You, as a nonlawyer, may represent yourself in any case of any kind, all the way up to and including before the U.S. Supreme Court. You’d be foolish to do so in the vast majority of cases, but you could. Nonlawyers may not represent anyone other than themselves, including codefendants. I suppose the situation Bricker outlines is possible, but I doubt many judges would permit it. The risks of conflicts of interest and the unauthorized practice of law are just too great.

You will sometimes find multiple prosecutors appearing in very serious, complex or high-profile cases, BTW. In the prosecutor’s office where I used to work (in a populous, urban Ohio county), the lead prosecutor would be called “first chair” and the other “second chair.” First chair was invariably an older, more experienced prosecutor; second chair was often younger or less experienced.

Apart from requiring the same colloquy that would be used before any pro se defendant could proceed, I don’t see a way for the judge to refuse to permit it. He could sever the trials, I guess, but failing that, each individual co-defendant has the same absolute right to represent himself. The judge could require standby counsel for each, but that’s it.

How are you picturing the judge could refuse to permit it?

They have the absolute right to represent themselves, and to counsel of their choosing. You are talking about a non-lawyer representing them.

And I postulated:

Do I need to spell out how this would work? Let’s imagine three co-defendants. Each goes pro se. Adam, Burt, Charlie. Adam gives an opening statement. Burt and Charlie don’t. Adam cross-examines prosecution witnesses. Burt and Charlie don’t.

In fact, Burt can testify by narrative and Adam can cross him.

Technically Adam represents only himself. But if their interests are truly not adverse, then his attack on the prosecution’s case helps Burt and Charlie too.


What happens when Adam starts asking questions that don’t relate to the charges against him?

What I was picturing in this hypothetical was a set of co-defendants whose interests were not adverse – that is, there’s no theory of the case that pits one against the other. As a corollary, I was picturing a identical set of charges against each co-defendant, arising from the same set of alleged facts.

I suppose we could imagine joinder, where one defendant was charged with offenses that others weren’t but whose interests could still be described as not adverse to each other… but that’s not what I was describing.

Even if their interests are not adverse, there is bound to be some evidence relevant to one or two and not one or all of the others. Let’s say there are four; all are innocent, but all four have different alibis. When Defendant One (acting as the “lead” defendant) calls the wife of Defendant Four, and elicits testimony that D4 was giving her the business on the night of the robbery…

Why is that bound to be so?

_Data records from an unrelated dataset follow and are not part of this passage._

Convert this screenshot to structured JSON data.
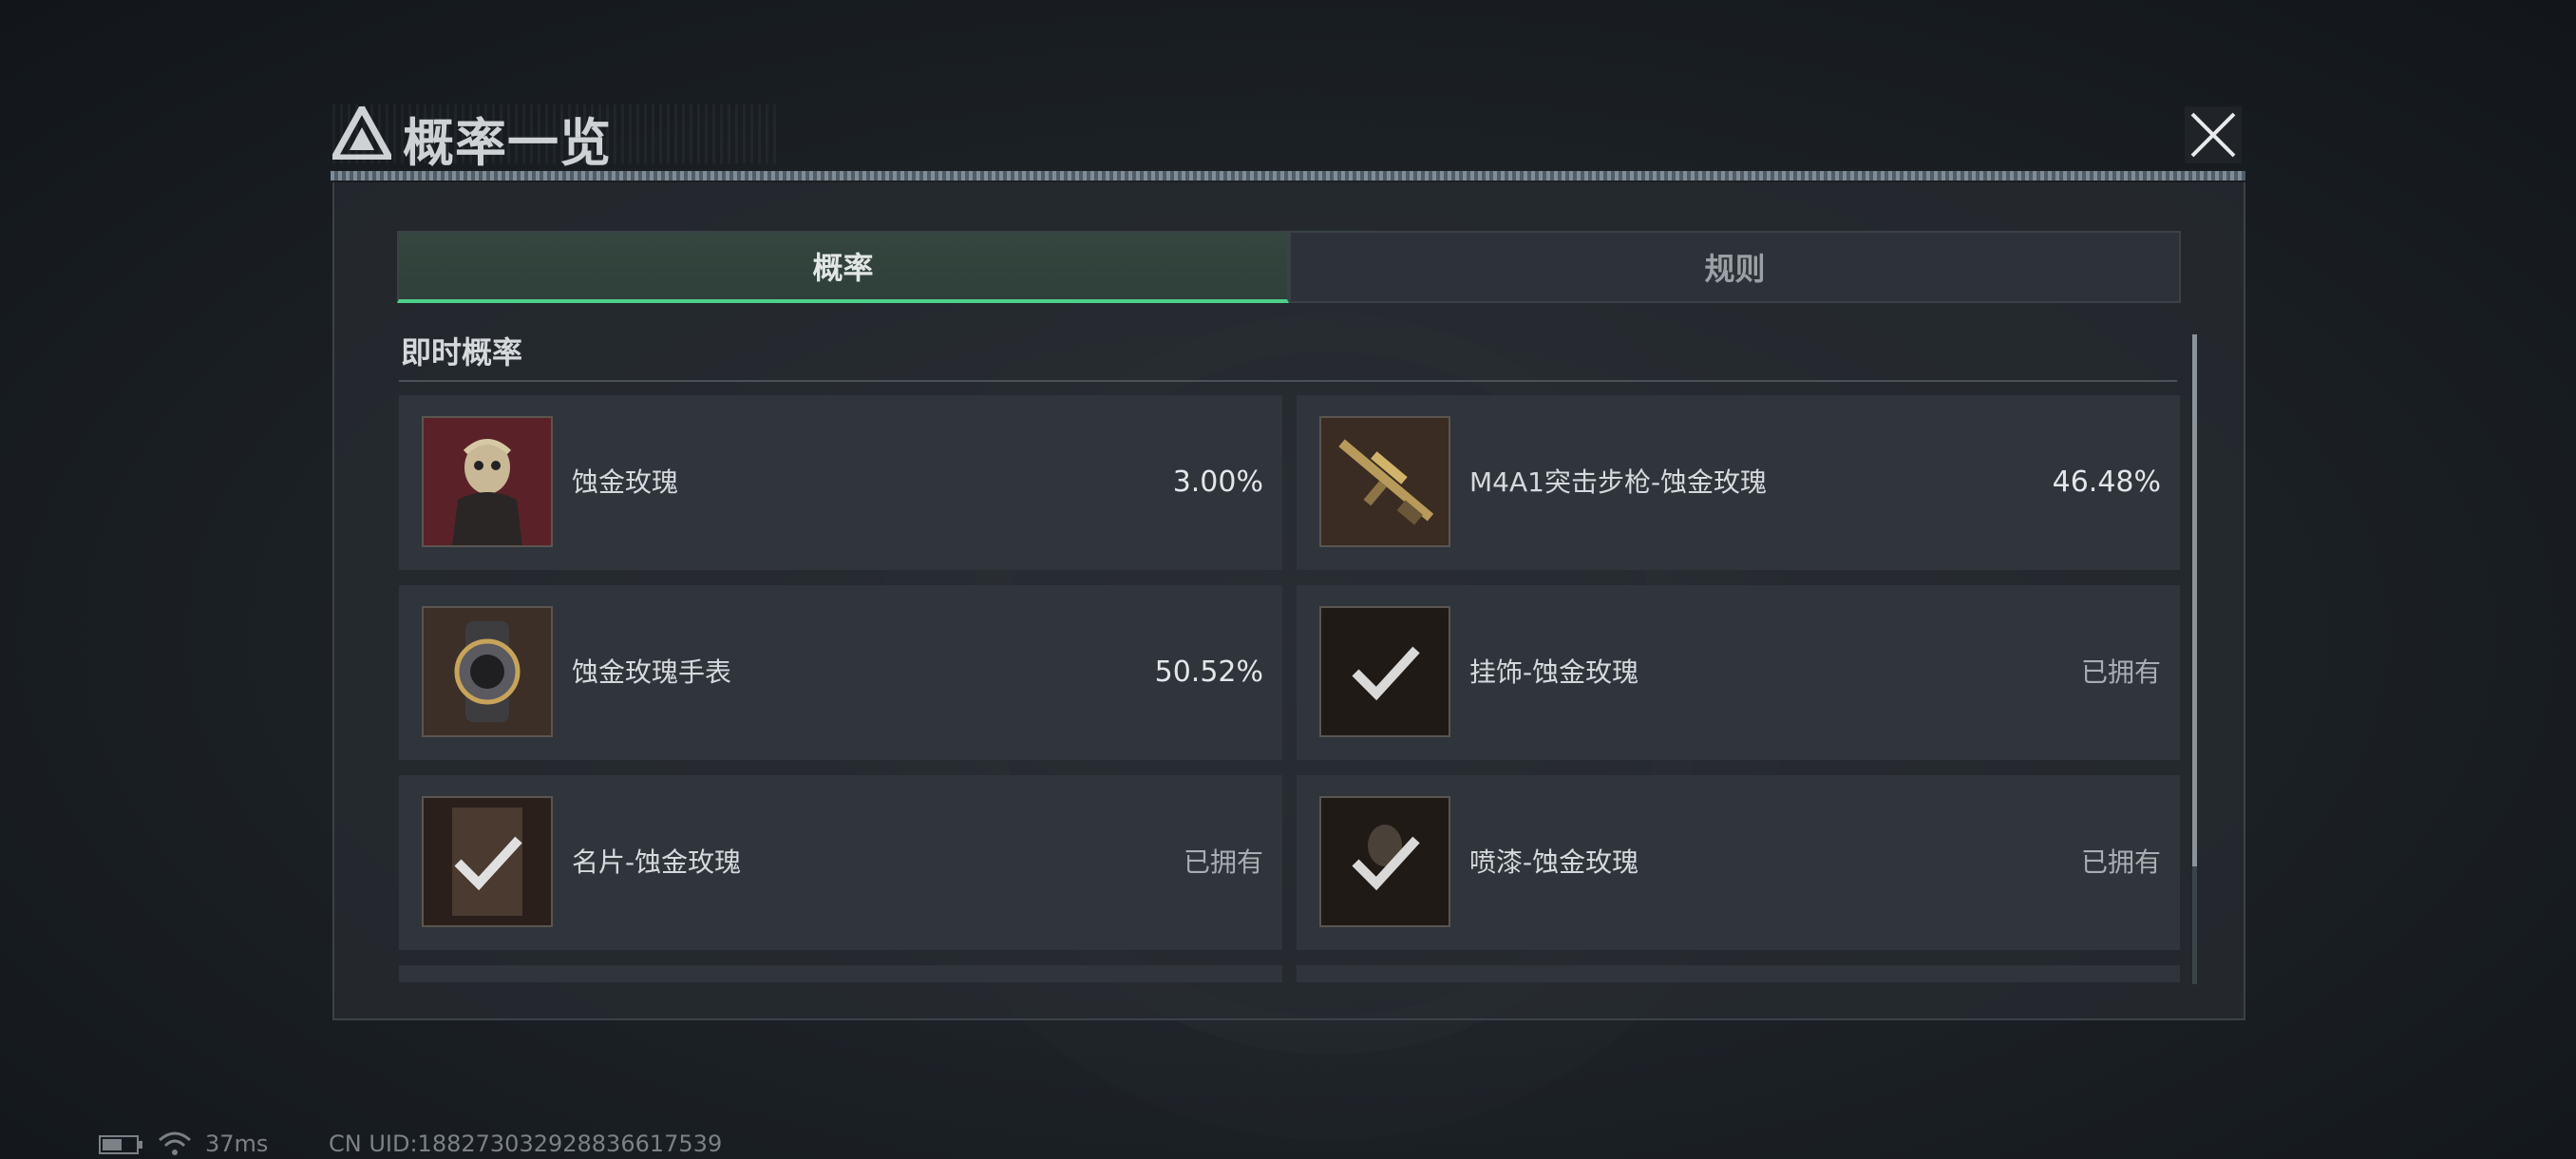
{
  "window": {
    "title": "概率一览"
  },
  "tabs": [
    {
      "label": "概率",
      "active": true
    },
    {
      "label": "规则",
      "active": false
    }
  ],
  "section": {
    "title": "即时概率"
  },
  "items": [
    {
      "name": "蚀金玫瑰",
      "value": "3.00%",
      "icon": "character-skin-icon"
    },
    {
      "name": "M4A1突击步枪-蚀金玫瑰",
      "value": "46.48%",
      "icon": "rifle-icon"
    },
    {
      "name": "蚀金玫瑰手表",
      "value": "50.52%",
      "icon": "watch-icon"
    },
    {
      "name": "挂饰-蚀金玫瑰",
      "value": "已拥有",
      "icon": "charm-owned-icon"
    },
    {
      "name": "名片-蚀金玫瑰",
      "value": "已拥有",
      "icon": "card-owned-icon"
    },
    {
      "name": "喷漆-蚀金玫瑰",
      "value": "已拥有",
      "icon": "spray-owned-icon"
    }
  ],
  "status": {
    "ping": "37ms",
    "uid": "CN UID:18827303292883661753​9"
  },
  "colors": {
    "accent": "#4fd08b",
    "panel": "#2f353b"
  }
}
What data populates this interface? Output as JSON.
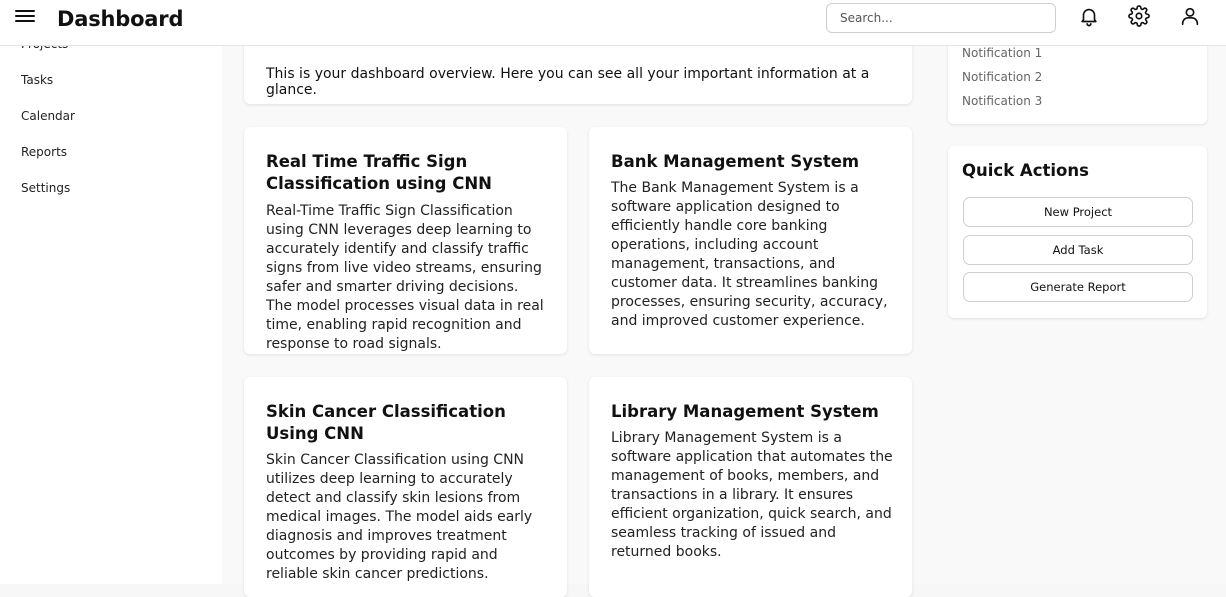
{
  "header": {
    "title": "Dashboard",
    "search_placeholder": "Search...",
    "icons": [
      "menu-icon",
      "bell-icon",
      "gear-icon",
      "user-icon"
    ]
  },
  "sidebar": {
    "items": [
      {
        "label": "Projects"
      },
      {
        "label": "Tasks"
      },
      {
        "label": "Calendar"
      },
      {
        "label": "Reports"
      },
      {
        "label": "Settings"
      }
    ]
  },
  "welcome": {
    "text": "This is your dashboard overview. Here you can see all your important information at a glance."
  },
  "projects": [
    {
      "title": "Real Time Traffic Sign Classification using CNN",
      "description": "Real-Time Traffic Sign Classification using CNN leverages deep learning to accurately identify and classify traffic signs from live video streams, ensuring safer and smarter driving decisions. The model processes visual data in real time, enabling rapid recognition and response to road signals."
    },
    {
      "title": "Bank Management System",
      "description": "The Bank Management System is a software application designed to efficiently handle core banking operations, including account management, transactions, and customer data. It streamlines banking processes, ensuring security, accuracy, and improved customer experience."
    },
    {
      "title": "Skin Cancer Classification Using CNN",
      "description": "Skin Cancer Classification using CNN utilizes deep learning to accurately detect and classify skin lesions from medical images. The model aids early diagnosis and improves treatment outcomes by providing rapid and reliable skin cancer predictions."
    },
    {
      "title": "Library Management System",
      "description": "Library Management System is a software application that automates the management of books, members, and transactions in a library. It ensures efficient organization, quick search, and seamless tracking of issued and returned books."
    }
  ],
  "notifications": {
    "items": [
      "Notification 1",
      "Notification 2",
      "Notification 3"
    ]
  },
  "quick_actions": {
    "title": "Quick Actions",
    "buttons": [
      "New Project",
      "Add Task",
      "Generate Report"
    ]
  }
}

Sure, it could be, and if it is, then what I pictured wouldn’t work as well. But then I would not have said, “That is, if he impeaches the prosecution’s witnesses, that inures to the benefit of each co-defendant.” By that I meant to imply a common defense strategy and common theory of the case applicable to each defendant.

If that doesn’t exist, then what I described would be less effective.